EXERCISE INSTRUCTIONS: In the material below, count the lines where the word "objects" appears. Nothing but the number, please.

DATASET EXTRACT:
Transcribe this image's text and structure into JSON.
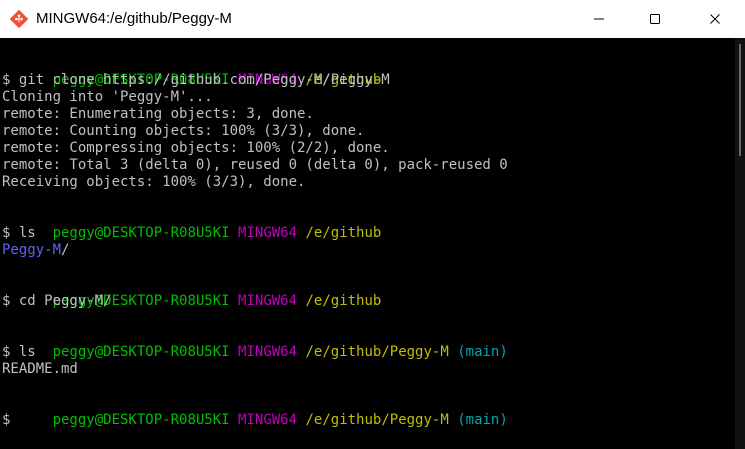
{
  "window": {
    "title": "MINGW64:/e/github/Peggy-M"
  },
  "colors": {
    "user_host": "#00bf00",
    "shell": "#bf00bf",
    "path": "#bfbf00",
    "branch": "#00a6b2",
    "directory": "#6060ff",
    "text": "#c0c0c0",
    "background": "#000000"
  },
  "icons": {
    "app": "git-bash-icon",
    "minimize": "minimize-icon",
    "maximize": "maximize-icon",
    "close": "close-icon"
  },
  "terminal": {
    "prompt1": {
      "user": "peggy@DESKTOP-R08U5KI",
      "shell": "MINGW64",
      "path": "/e/github"
    },
    "cmd1": "$ git clone https://github.com/Peggy-M/Peggy-M",
    "out1": [
      "Cloning into 'Peggy-M'...",
      "remote: Enumerating objects: 3, done.",
      "remote: Counting objects: 100% (3/3), done.",
      "remote: Compressing objects: 100% (2/2), done.",
      "remote: Total 3 (delta 0), reused 0 (delta 0), pack-reused 0",
      "Receiving objects: 100% (3/3), done."
    ],
    "prompt2": {
      "user": "peggy@DESKTOP-R08U5KI",
      "shell": "MINGW64",
      "path": "/e/github"
    },
    "cmd2": "$ ls",
    "out2_dir": "Peggy-M",
    "out2_slash": "/",
    "prompt3": {
      "user": "peggy@DESKTOP-R08U5KI",
      "shell": "MINGW64",
      "path": "/e/github"
    },
    "cmd3": "$ cd Peggy-M/",
    "prompt4": {
      "user": "peggy@DESKTOP-R08U5KI",
      "shell": "MINGW64",
      "path": "/e/github/Peggy-M",
      "branch": "(main)"
    },
    "cmd4": "$ ls",
    "out4": "README.md",
    "prompt5": {
      "user": "peggy@DESKTOP-R08U5KI",
      "shell": "MINGW64",
      "path": "/e/github/Peggy-M",
      "branch": "(main)"
    },
    "cmd5": "$"
  }
}
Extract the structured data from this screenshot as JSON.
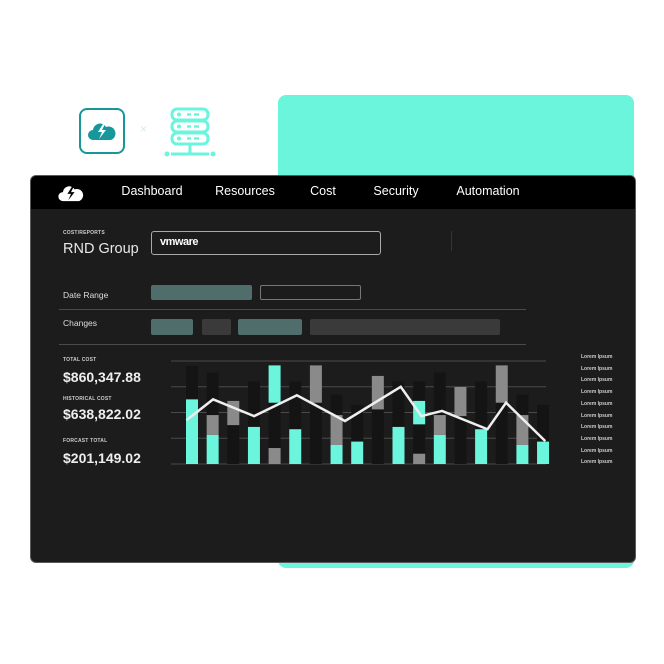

RESPONSE AREA: 4